Nearly 80% of OEM respondents and only 34% of supplier respondents consider warranty-reduction programs to be generally equitable to both OEM and supplier. But 41% of supplier respondents and only 13% of OEM respondents do not consider such programs to be equitable.

Some timeless questions are worth asking year after year. For instance, 66% of supplier respondents and 52% of OEM respondents say pressure on suppliers to cut prices has increased, and 31% of supplier respondents and 38% of OEM respondents see pricing pressure as remaining constant. Hardly anyone sees that pressure decreasing. Our survey results last year came up with basically the same findings.

And how large are the price cuts this year? Of the supplier respondents, 58% say OEMs are demanding price cuts of between 3% and 6% for year 2000.

Some things never change.

This year's supplier survey is bigger and better than ever. We're sure of it. Past surveys were conducted internally and could only be called opinion polls.

This year, we hired a professional research firm, Intertec Planning and Research, our corporate sibling, to conduct the supplier survey. Respondents were carefully selected from a wide array of WAW readers representing suppliers and all North American automakers, including transplants. Respondents included 216 supplier employees and 230 OEM employees.

The automaker sample, for instance, was based on North American light vehicle production market shares.
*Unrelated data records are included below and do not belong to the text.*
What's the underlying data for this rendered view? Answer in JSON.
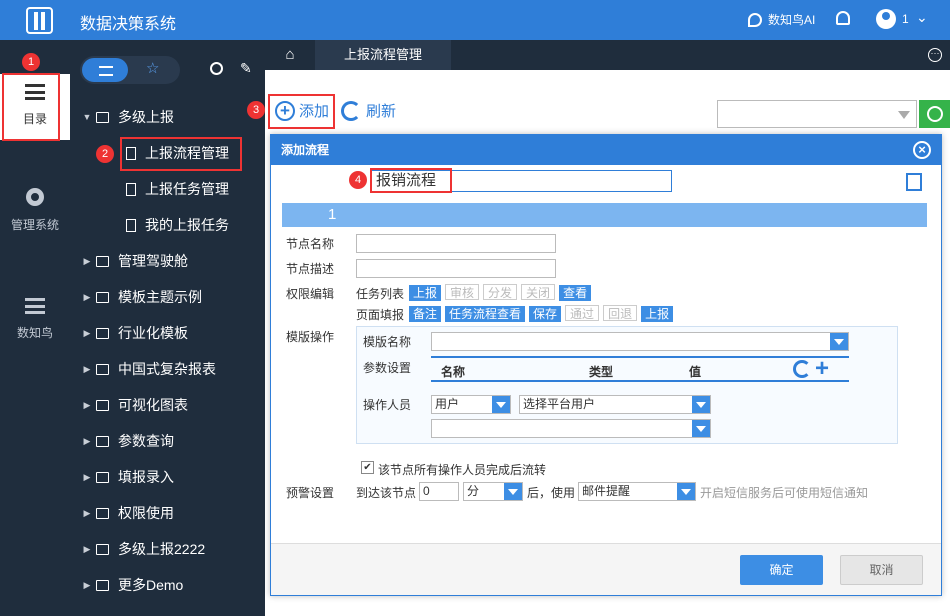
{
  "app": {
    "title": "数据决策系统",
    "ai_label": "数知鸟AI",
    "user_count": "1"
  },
  "leftnav": [
    {
      "label": "目录"
    },
    {
      "label": "管理系统"
    },
    {
      "label": "数知鸟"
    }
  ],
  "tree": {
    "items": [
      {
        "label": "多级上报"
      },
      {
        "label": "上报流程管理"
      },
      {
        "label": "上报任务管理"
      },
      {
        "label": "我的上报任务"
      },
      {
        "label": "管理驾驶舱"
      },
      {
        "label": "模板主题示例"
      },
      {
        "label": "行业化模板"
      },
      {
        "label": "中国式复杂报表"
      },
      {
        "label": "可视化图表"
      },
      {
        "label": "参数查询"
      },
      {
        "label": "填报录入"
      },
      {
        "label": "权限使用"
      },
      {
        "label": "多级上报2222"
      },
      {
        "label": "更多Demo"
      }
    ]
  },
  "tabs": {
    "active": "上报流程管理"
  },
  "toolbar": {
    "add_label": "添加",
    "refresh_label": "刷新"
  },
  "badges": [
    "1",
    "2",
    "3",
    "4"
  ],
  "dialog": {
    "title": "添加流程",
    "flow_name": "报销流程",
    "step": "1",
    "node_name_label": "节点名称",
    "node_desc_label": "节点描述",
    "perm_label": "权限编辑",
    "task_list_label": "任务列表",
    "task_list_chips": [
      {
        "label": "上报",
        "on": true
      },
      {
        "label": "审核",
        "on": false
      },
      {
        "label": "分发",
        "on": false
      },
      {
        "label": "关闭",
        "on": false
      },
      {
        "label": "查看",
        "on": true
      }
    ],
    "page_fill_label": "页面填报",
    "page_fill_chips": [
      {
        "label": "备注",
        "on": true
      },
      {
        "label": "任务流程查看",
        "on": true
      },
      {
        "label": "保存",
        "on": true
      },
      {
        "label": "通过",
        "on": false
      },
      {
        "label": "回退",
        "on": false
      },
      {
        "label": "上报",
        "on": true
      }
    ],
    "tpl_op_label": "模版操作",
    "tpl_name_label": "模版名称",
    "param_label": "参数设置",
    "param_cols": [
      "名称",
      "类型",
      "值"
    ],
    "operator_label": "操作人员",
    "operator_type": "用户",
    "operator_select": "选择平台用户",
    "check_label": "该节点所有操作人员完成后流转",
    "warn_label": "预警设置",
    "reach_label": "到达该节点",
    "reach_value": "0",
    "unit": "分",
    "after_label": "后，使用",
    "notify_method": "邮件提醒",
    "notify_hint": "开启短信服务后可使用短信通知",
    "ok_label": "确定",
    "cancel_label": "取消"
  }
}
So General Motors Corp. employees make up 32% of the OEM sample while Volkswagen AG employees make up 2%. All the other automakers fall in between. Big and small suppliers also are represented.

We can now state with confidence that the survey is a more statistically accurate representation of the industry.

Based on past requests, we will make the entire survey, as well as stories analyzing the results, available for free on our website, www.wardsauto.com, beginning in early August.